When we lose sleep, especially the “good kind,” our bodies are more prone to having a range of issues, such as the ones listed here.
Increased amounts of cortisol – the stress hormone.
Reduced leptin. This mimics starvation and hunger, creating cues that urge us to eat.
Increased ghrelin – the hunger hormone.
Activated rewards systems that boost cravings and addiction behavior.
All of these increase the chances of gaining weight and becoming a diabetic, not to mention lost sleep affects your mood.
Studies have shown that fewer than 7 hours of sleep significantly increased the risk of obesity. One terrifying statistic is that 5 hours of sleep correlates to a 73% increase in weight gain.
There are several steps you can take to help improve your sleep. Ensuring that your vitamin D levels are adequate is important, lack of this vitamin has been shown to cause symptoms such as night sweats and hot flashes that will affect sleep. Also, be sure you are not consuming caffeine, especially in the afternoon.
You can consider taking supplements that support sleep. A few suggestions are magnesium which helps regulate the body’s stress response system. 5-HTP (L-5-hydroxytryptophan) is a precursor of serotonin, consider speaking with your doctor as this one may cause side effects. Magnolia bark contains polyphenols that have been found to help induce or improve sleep.
Creating a positive sleep space can also improve your sleep quality. Consider implementing these different strategies:
Keep your bedroom well-ventilated and between 60-70° F.
Decrease outside noise. Experiment with ear plugs, sleep music, or yoga nidra meditations.
Decrease the use of electronics, especially in the evening. Blue light affects melatonin release.
Use blackout curtains or an eye mask, full darkness triggers melatonin.
Invest in a quality mattress. After all, you spend approximately a third of your life on it!
Invest in a heavy or weighted blanket, particularly if you feel anxious.
Maintain a regular sleep schedule. Routines also aid the sleep cycle.
Wear loose clothing to bed, confining clothes can impact your sleep.
“Sufficient sleep, exercise, healthy food, friendship, and peace of mind are necessities, not luxuries.” – Mark Halperin
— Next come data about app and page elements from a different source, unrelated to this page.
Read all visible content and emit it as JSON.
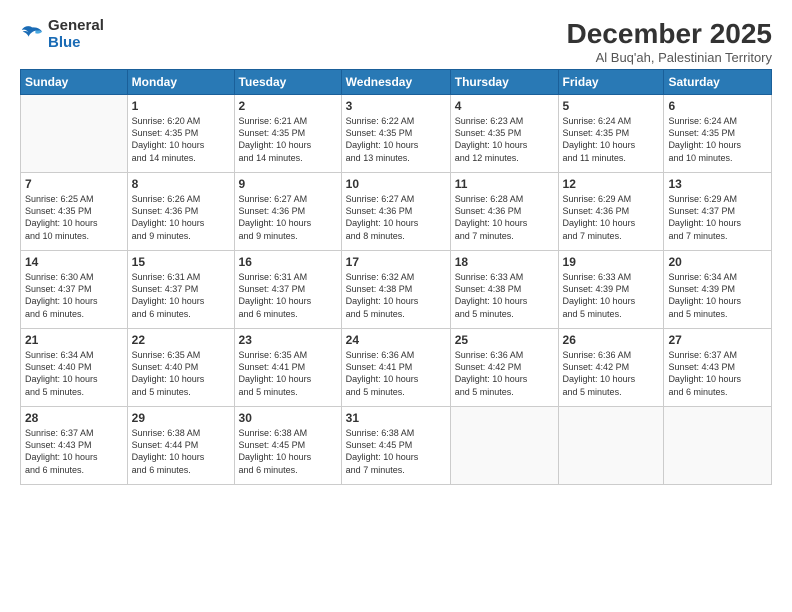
{
  "logo": {
    "line1": "General",
    "line2": "Blue"
  },
  "title": "December 2025",
  "subtitle": "Al Buq'ah, Palestinian Territory",
  "days_header": [
    "Sunday",
    "Monday",
    "Tuesday",
    "Wednesday",
    "Thursday",
    "Friday",
    "Saturday"
  ],
  "weeks": [
    [
      {
        "day": "",
        "info": ""
      },
      {
        "day": "1",
        "info": "Sunrise: 6:20 AM\nSunset: 4:35 PM\nDaylight: 10 hours\nand 14 minutes."
      },
      {
        "day": "2",
        "info": "Sunrise: 6:21 AM\nSunset: 4:35 PM\nDaylight: 10 hours\nand 14 minutes."
      },
      {
        "day": "3",
        "info": "Sunrise: 6:22 AM\nSunset: 4:35 PM\nDaylight: 10 hours\nand 13 minutes."
      },
      {
        "day": "4",
        "info": "Sunrise: 6:23 AM\nSunset: 4:35 PM\nDaylight: 10 hours\nand 12 minutes."
      },
      {
        "day": "5",
        "info": "Sunrise: 6:24 AM\nSunset: 4:35 PM\nDaylight: 10 hours\nand 11 minutes."
      },
      {
        "day": "6",
        "info": "Sunrise: 6:24 AM\nSunset: 4:35 PM\nDaylight: 10 hours\nand 10 minutes."
      }
    ],
    [
      {
        "day": "7",
        "info": "Sunrise: 6:25 AM\nSunset: 4:35 PM\nDaylight: 10 hours\nand 10 minutes."
      },
      {
        "day": "8",
        "info": "Sunrise: 6:26 AM\nSunset: 4:36 PM\nDaylight: 10 hours\nand 9 minutes."
      },
      {
        "day": "9",
        "info": "Sunrise: 6:27 AM\nSunset: 4:36 PM\nDaylight: 10 hours\nand 9 minutes."
      },
      {
        "day": "10",
        "info": "Sunrise: 6:27 AM\nSunset: 4:36 PM\nDaylight: 10 hours\nand 8 minutes."
      },
      {
        "day": "11",
        "info": "Sunrise: 6:28 AM\nSunset: 4:36 PM\nDaylight: 10 hours\nand 7 minutes."
      },
      {
        "day": "12",
        "info": "Sunrise: 6:29 AM\nSunset: 4:36 PM\nDaylight: 10 hours\nand 7 minutes."
      },
      {
        "day": "13",
        "info": "Sunrise: 6:29 AM\nSunset: 4:37 PM\nDaylight: 10 hours\nand 7 minutes."
      }
    ],
    [
      {
        "day": "14",
        "info": "Sunrise: 6:30 AM\nSunset: 4:37 PM\nDaylight: 10 hours\nand 6 minutes."
      },
      {
        "day": "15",
        "info": "Sunrise: 6:31 AM\nSunset: 4:37 PM\nDaylight: 10 hours\nand 6 minutes."
      },
      {
        "day": "16",
        "info": "Sunrise: 6:31 AM\nSunset: 4:37 PM\nDaylight: 10 hours\nand 6 minutes."
      },
      {
        "day": "17",
        "info": "Sunrise: 6:32 AM\nSunset: 4:38 PM\nDaylight: 10 hours\nand 5 minutes."
      },
      {
        "day": "18",
        "info": "Sunrise: 6:33 AM\nSunset: 4:38 PM\nDaylight: 10 hours\nand 5 minutes."
      },
      {
        "day": "19",
        "info": "Sunrise: 6:33 AM\nSunset: 4:39 PM\nDaylight: 10 hours\nand 5 minutes."
      },
      {
        "day": "20",
        "info": "Sunrise: 6:34 AM\nSunset: 4:39 PM\nDaylight: 10 hours\nand 5 minutes."
      }
    ],
    [
      {
        "day": "21",
        "info": "Sunrise: 6:34 AM\nSunset: 4:40 PM\nDaylight: 10 hours\nand 5 minutes."
      },
      {
        "day": "22",
        "info": "Sunrise: 6:35 AM\nSunset: 4:40 PM\nDaylight: 10 hours\nand 5 minutes."
      },
      {
        "day": "23",
        "info": "Sunrise: 6:35 AM\nSunset: 4:41 PM\nDaylight: 10 hours\nand 5 minutes."
      },
      {
        "day": "24",
        "info": "Sunrise: 6:36 AM\nSunset: 4:41 PM\nDaylight: 10 hours\nand 5 minutes."
      },
      {
        "day": "25",
        "info": "Sunrise: 6:36 AM\nSunset: 4:42 PM\nDaylight: 10 hours\nand 5 minutes."
      },
      {
        "day": "26",
        "info": "Sunrise: 6:36 AM\nSunset: 4:42 PM\nDaylight: 10 hours\nand 5 minutes."
      },
      {
        "day": "27",
        "info": "Sunrise: 6:37 AM\nSunset: 4:43 PM\nDaylight: 10 hours\nand 6 minutes."
      }
    ],
    [
      {
        "day": "28",
        "info": "Sunrise: 6:37 AM\nSunset: 4:43 PM\nDaylight: 10 hours\nand 6 minutes."
      },
      {
        "day": "29",
        "info": "Sunrise: 6:38 AM\nSunset: 4:44 PM\nDaylight: 10 hours\nand 6 minutes."
      },
      {
        "day": "30",
        "info": "Sunrise: 6:38 AM\nSunset: 4:45 PM\nDaylight: 10 hours\nand 6 minutes."
      },
      {
        "day": "31",
        "info": "Sunrise: 6:38 AM\nSunset: 4:45 PM\nDaylight: 10 hours\nand 7 minutes."
      },
      {
        "day": "",
        "info": ""
      },
      {
        "day": "",
        "info": ""
      },
      {
        "day": "",
        "info": ""
      }
    ]
  ]
}
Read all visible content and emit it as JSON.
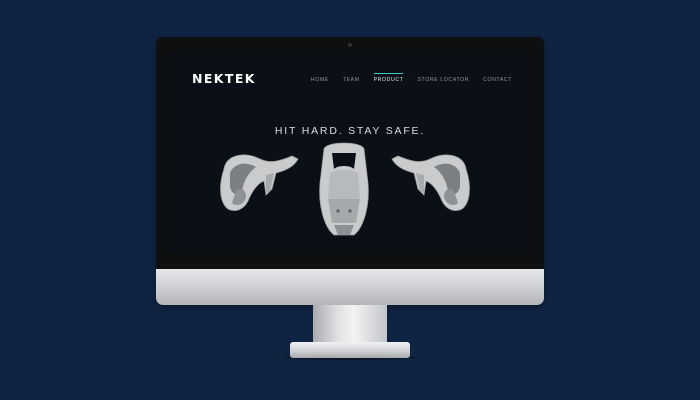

If the above strategies do not help improve your sleep, consider hiring a sleep coach. They may be able to provide you with some insight into things that are causing your sleepless nights.
There are many benefits to improving your sleep. You will improve your memory and increase your attention span. There are anti-aging effects including, decreased stress, sleep is a natural antidepressant, and expanded longevity.
Make sure you set aside some time to implement sleep strategies so that you can rest well and live your ideal life.